This is the sonnet as referenced above through which Wordsworth criticizes the world of the First Industrial Revolution for being absorbed in materialism and distancing itself from nature. Composed circa 1802, the poem was first published in Poems in Two Volumes (1807).

The World Is Too Much With Us 
The world is too much with us; late and soon,
Getting and spending, we lay waste our powers:
Little we see in Nature that is ours;
We have given our hearts away, a sordid boon!
This Sea that bares her bosom to the moon;
The winds that will be howling at all hours,
And are up-gathered now like sleeping flowers;
For this, for everything, we are out of tune,
It moves us not – Great God! I’d rather be
A Pagan suckled in a creed outworn;
So might I, standing on this pleasant lea,
Have glimpses that would make me less forlorn;
Have sight of Proteus rising from the sea;
Or hear old Triton blow his wreathèd horn.
~ William Wordsworth


Switching gears slightly, “In the House of Stone and Light” is a song by British musician Martin Page, released in July 1994 from the album of the same name. The mountain in the intro of the song is Mt. Kailas, located near the land of Shambhala, while the present Mt. Kailash in Tibet is linked with the history of the Ramayana.

The song title also refers to the Havasupai name of the Grand Canyon, “the house of stone and light”, both in the lyrics and the title; the Grand Canyon is where the Havasupai tribe considers its tribal land to be and is sacred to the tribe.

“O the depth of the riches both of the wisdom and knowledge of God! how unsearchable are his judgments, and his ways past finding out!” ~ Romans 11: 33

O Mount Kailas, uncover me; come my restoration, wash my body clean; I’ve been walking along a crooked path where the walls have fallen and broken me in half..

I’m telling you, I will not rest till I lay down my head; I’m gonna go in the house of stone and light; I shall not cry for the blind man I leave behind when I go in the house of stone and light, in the house of stone and light..

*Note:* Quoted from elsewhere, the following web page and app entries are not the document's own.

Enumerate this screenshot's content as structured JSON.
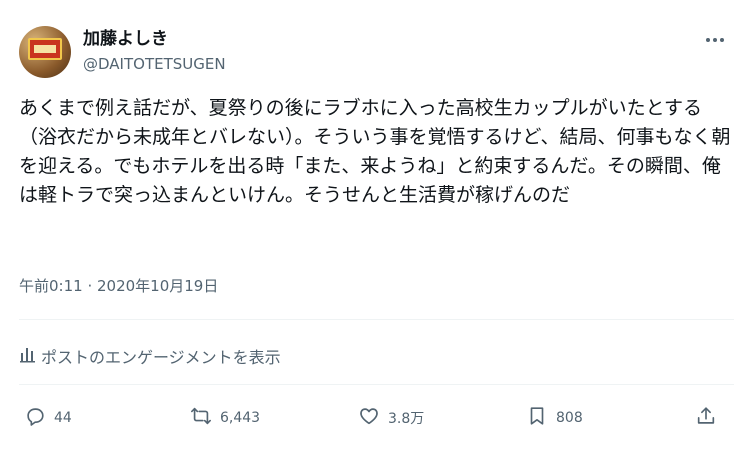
{
  "author": {
    "display_name": "加藤よしき",
    "handle": "@DAITOTETSUGEN"
  },
  "tweet": {
    "text": "あくまで例え話だが、夏祭りの後にラブホに入った高校生カップルがいたとする（浴衣だから未成年とバレない）。そういう事を覚悟するけど、結局、何事もなく朝を迎える。でもホテルを出る時「また、来ようね」と約束するんだ。その瞬間、俺は軽トラで突っ込まんといけん。そうせんと生活費が稼げんのだ",
    "timestamp": "午前0:11 · 2020年10月19日"
  },
  "engagement": {
    "label": "ポストのエンゲージメントを表示"
  },
  "actions": {
    "replies": "44",
    "reposts": "6,443",
    "likes": "3.8万",
    "bookmarks": "808"
  },
  "icons": {
    "more": "more-horizontal-icon",
    "engagement": "analytics-icon",
    "reply": "reply-icon",
    "repost": "repost-icon",
    "like": "heart-icon",
    "bookmark": "bookmark-icon",
    "share": "share-icon"
  },
  "colors": {
    "text_primary": "#0f1419",
    "text_secondary": "#536471",
    "divider": "#eff3f4"
  }
}
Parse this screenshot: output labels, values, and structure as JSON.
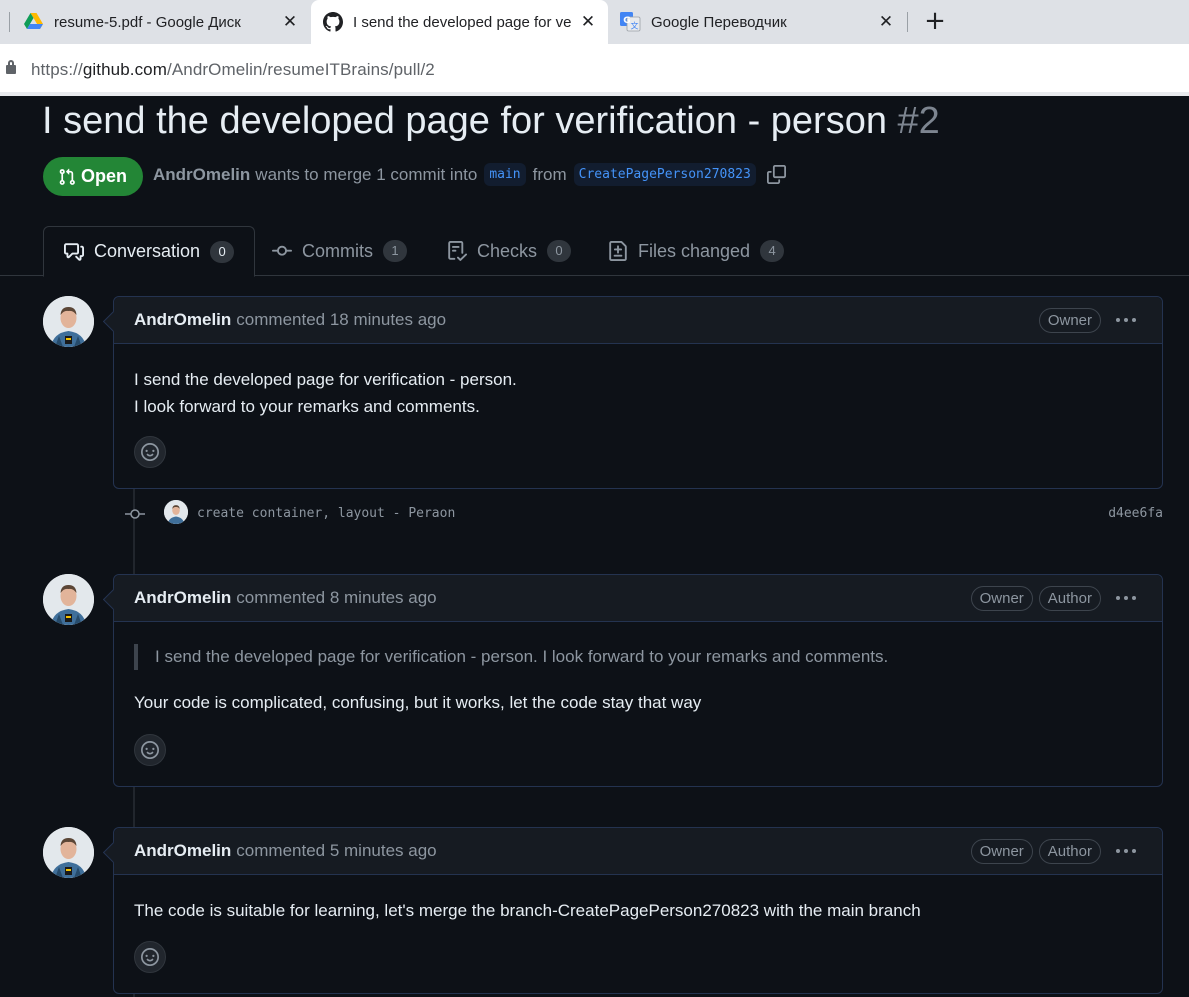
{
  "browser": {
    "tabs": [
      {
        "title": "resume-5.pdf - Google Диск",
        "icon": "google-drive-icon"
      },
      {
        "title": "I send the developed page for ve",
        "icon": "github-icon"
      },
      {
        "title": "Google Переводчик",
        "icon": "google-translate-icon"
      }
    ],
    "new_tab": "+",
    "close_glyph": "✕",
    "url_scheme": "https://",
    "url_host": "github.com",
    "url_path": "/AndrOmelin/resumeITBrains/pull/2"
  },
  "pr": {
    "title": "I send the developed page for verification - person",
    "number": "#2",
    "state": "Open",
    "author": "AndrOmelin",
    "merge_text": "wants to merge 1 commit into",
    "base_branch": "main",
    "from_text": "from",
    "head_branch": "CreatePagePerson270823"
  },
  "tabs": [
    {
      "label": "Conversation",
      "count": "0",
      "icon": "comment-discussion-icon"
    },
    {
      "label": "Commits",
      "count": "1",
      "icon": "git-commit-icon"
    },
    {
      "label": "Checks",
      "count": "0",
      "icon": "checklist-icon"
    },
    {
      "label": "Files changed",
      "count": "4",
      "icon": "file-diff-icon"
    }
  ],
  "comments": [
    {
      "author": "AndrOmelin",
      "time": "commented 18 minutes ago",
      "labels": [
        "Owner"
      ],
      "lines": [
        "I send the developed page for verification - person.",
        "I look forward to your remarks and comments."
      ]
    },
    {
      "author": "AndrOmelin",
      "time": "commented 8 minutes ago",
      "labels": [
        "Owner",
        "Author"
      ],
      "quote": "I send the developed page for verification - person. I look forward to your remarks and comments.",
      "lines": [
        "Your code is complicated, confusing, but it works, let the code stay that way"
      ]
    },
    {
      "author": "AndrOmelin",
      "time": "commented 5 minutes ago",
      "labels": [
        "Owner",
        "Author"
      ],
      "lines": [
        "The code is suitable for learning, let's merge the branch-CreatePagePerson270823 with the main branch"
      ]
    }
  ],
  "commit": {
    "message": "create container, layout - Peraon",
    "sha": "d4ee6fa"
  },
  "colors": {
    "background": "#0d1117",
    "open_green": "#238636",
    "link_blue": "#4493f8",
    "muted": "#8d96a0",
    "border": "#30363d"
  }
}
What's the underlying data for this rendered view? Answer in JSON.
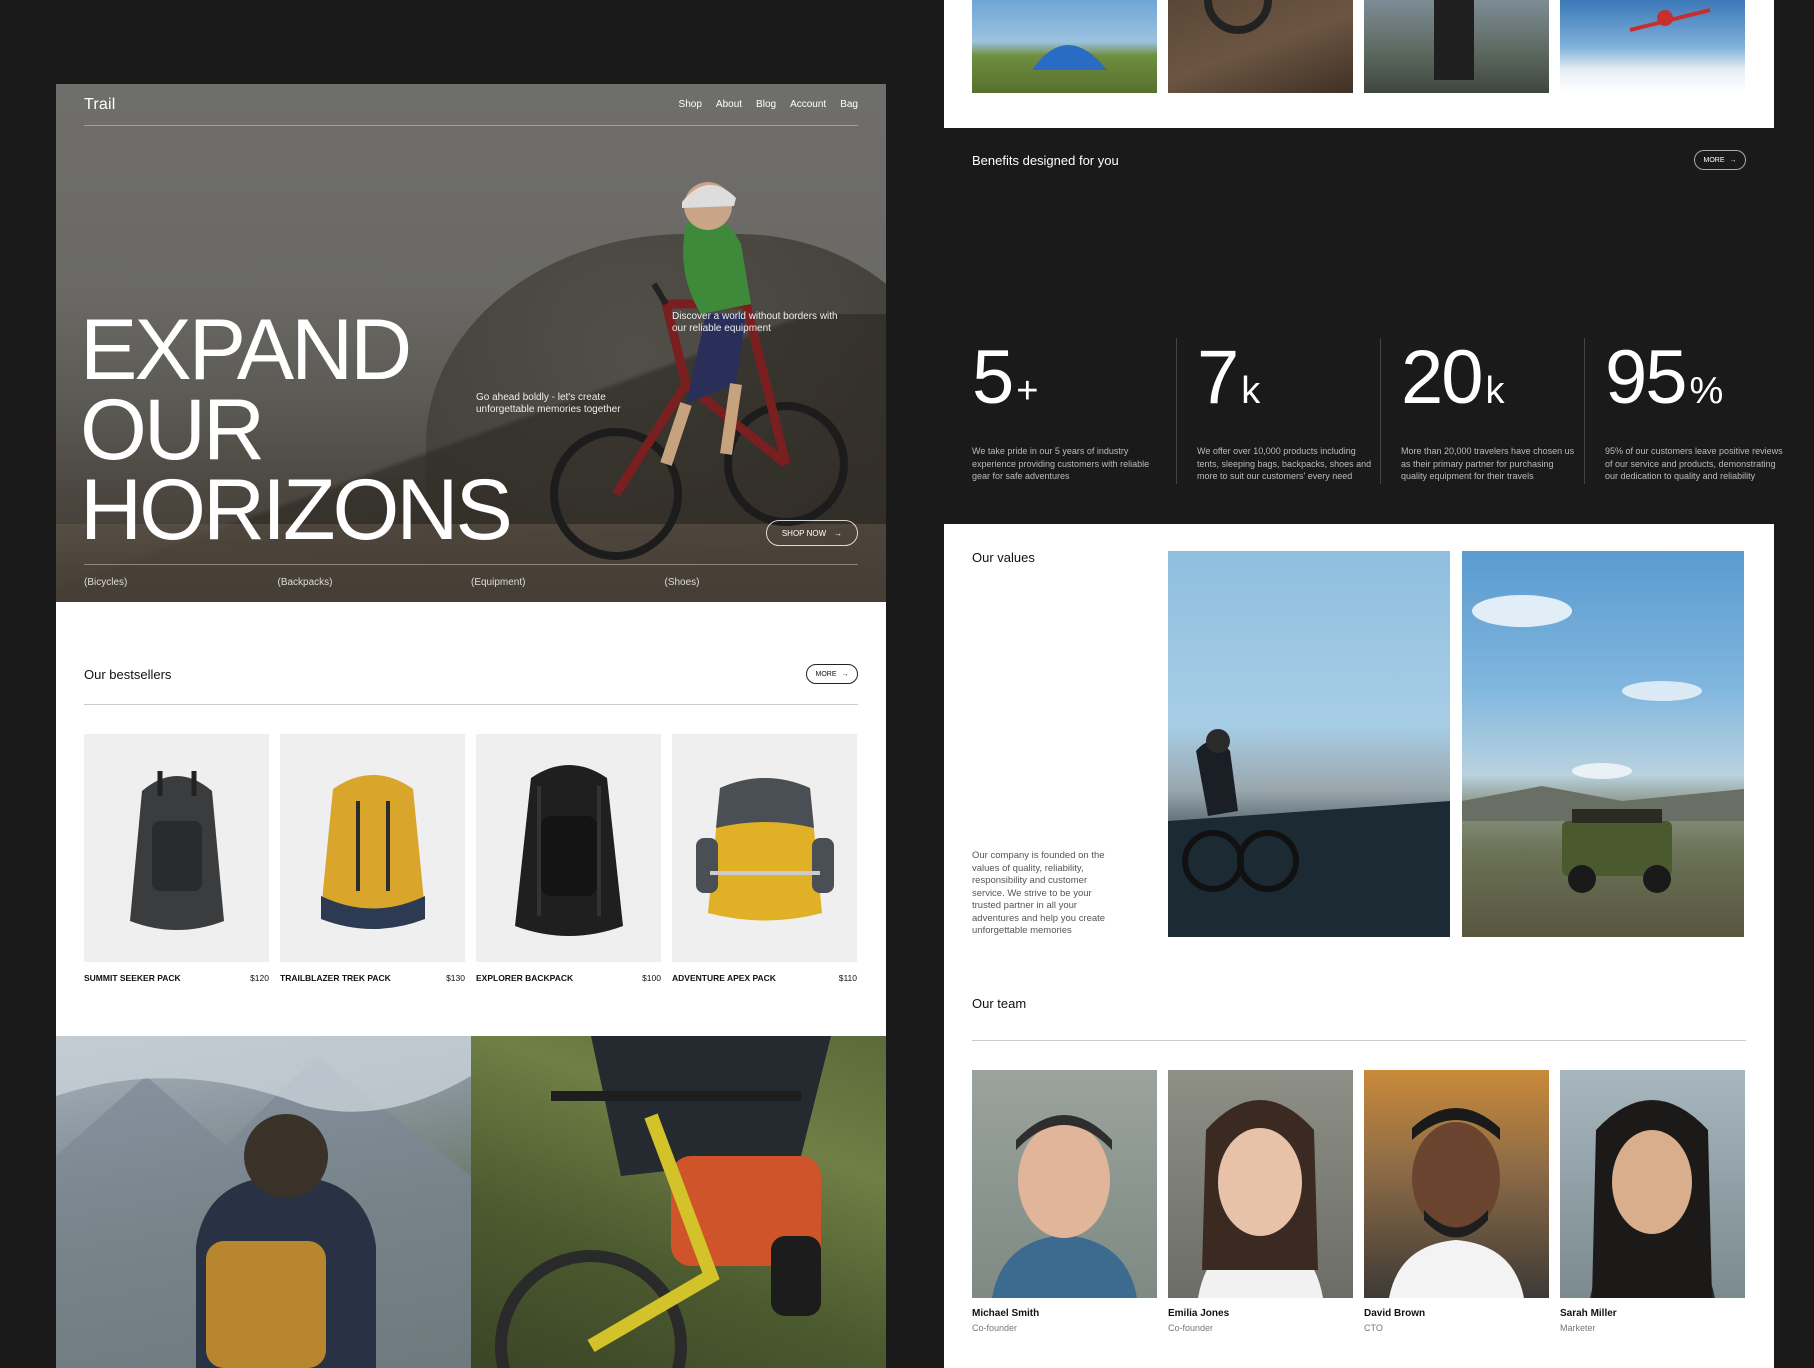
{
  "brand": "Trail",
  "nav": [
    "Shop",
    "About",
    "Blog",
    "Account",
    "Bag"
  ],
  "hero": {
    "title_lines": [
      "EXPAND",
      "OUR",
      "HORIZONS"
    ],
    "tagline_left": "Go ahead boldly - let's create unforgettable memories together",
    "tagline_right": "Discover a world without borders with our reliable equipment",
    "cta": "SHOP NOW",
    "categories": [
      "(Bicycles)",
      "(Backpacks)",
      "(Equipment)",
      "(Shoes)"
    ]
  },
  "bestsellers": {
    "title": "Our bestsellers",
    "more": "MORE",
    "products": [
      {
        "name": "SUMMIT SEEKER PACK",
        "price": "$120",
        "color": "#3b3c3e",
        "accent": "#2a2b2d"
      },
      {
        "name": "TRAILBLAZER TREK PACK",
        "price": "$130",
        "color": "#d9a52a",
        "accent": "#2c3a52"
      },
      {
        "name": "EXPLORER BACKPACK",
        "price": "$100",
        "color": "#1f1f20",
        "accent": "#141414"
      },
      {
        "name": "ADVENTURE APEX PACK",
        "price": "$110",
        "color": "#e0b126",
        "accent": "#4a4f56"
      }
    ]
  },
  "benefits": {
    "title": "Benefits designed for you",
    "more": "MORE",
    "stats": [
      {
        "value": "5",
        "suffix": "+",
        "desc": "We take pride in our 5 years of industry experience providing customers with reliable gear for safe adventures"
      },
      {
        "value": "7",
        "suffix": "k",
        "desc": "We offer over 10,000 products including tents, sleeping bags, backpacks, shoes and more to suit our customers' every need"
      },
      {
        "value": "20",
        "suffix": "k",
        "desc": "More than 20,000 travelers have chosen us as their primary partner for purchasing quality equipment for their travels"
      },
      {
        "value": "95",
        "suffix": "%",
        "desc": "95% of our customers leave positive reviews of our service and products, demonstrating our dedication to quality and reliability"
      }
    ]
  },
  "values": {
    "title": "Our values",
    "text": "Our company is founded on the values of quality, reliability, responsibility and customer service. We strive to be your trusted partner in all your adventures and help you create unforgettable memories"
  },
  "team": {
    "title": "Our team",
    "members": [
      {
        "name": "Michael Smith",
        "role": "Co-founder"
      },
      {
        "name": "Emilia Jones",
        "role": "Co-founder"
      },
      {
        "name": "David Brown",
        "role": "CTO"
      },
      {
        "name": "Sarah Miller",
        "role": "Marketer"
      }
    ]
  }
}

Holy Lady, show me my soul; tell me of that place where I must surely go; Old man waiting at the gates for me, give me the wisdom, give me the key..

I’m telling you, I will not rest till I lay down my head, in the house of stone and light; I’ll make my way, O gonna be such a beautiful day in the house of stone and light; In the house of stone and light….


Jesus answered them, Do ye now believe? Behold, the hour cometh, yea, is now come, that ye shall be scattered, every man to his own, and shall leave me alone: and yet I am not alone, because the Father is with me. These things I have spoken unto you, that in me ye might have peace. In the world ye shall have tribulation: but be of good cheer; I have overcome the world. ~ John 16: 31-33


See also The Prelude

H/T Gerard Vanderleun and his wonderful American Digest


Face of Jesus by Richard Hook

Soli Deo Gloria!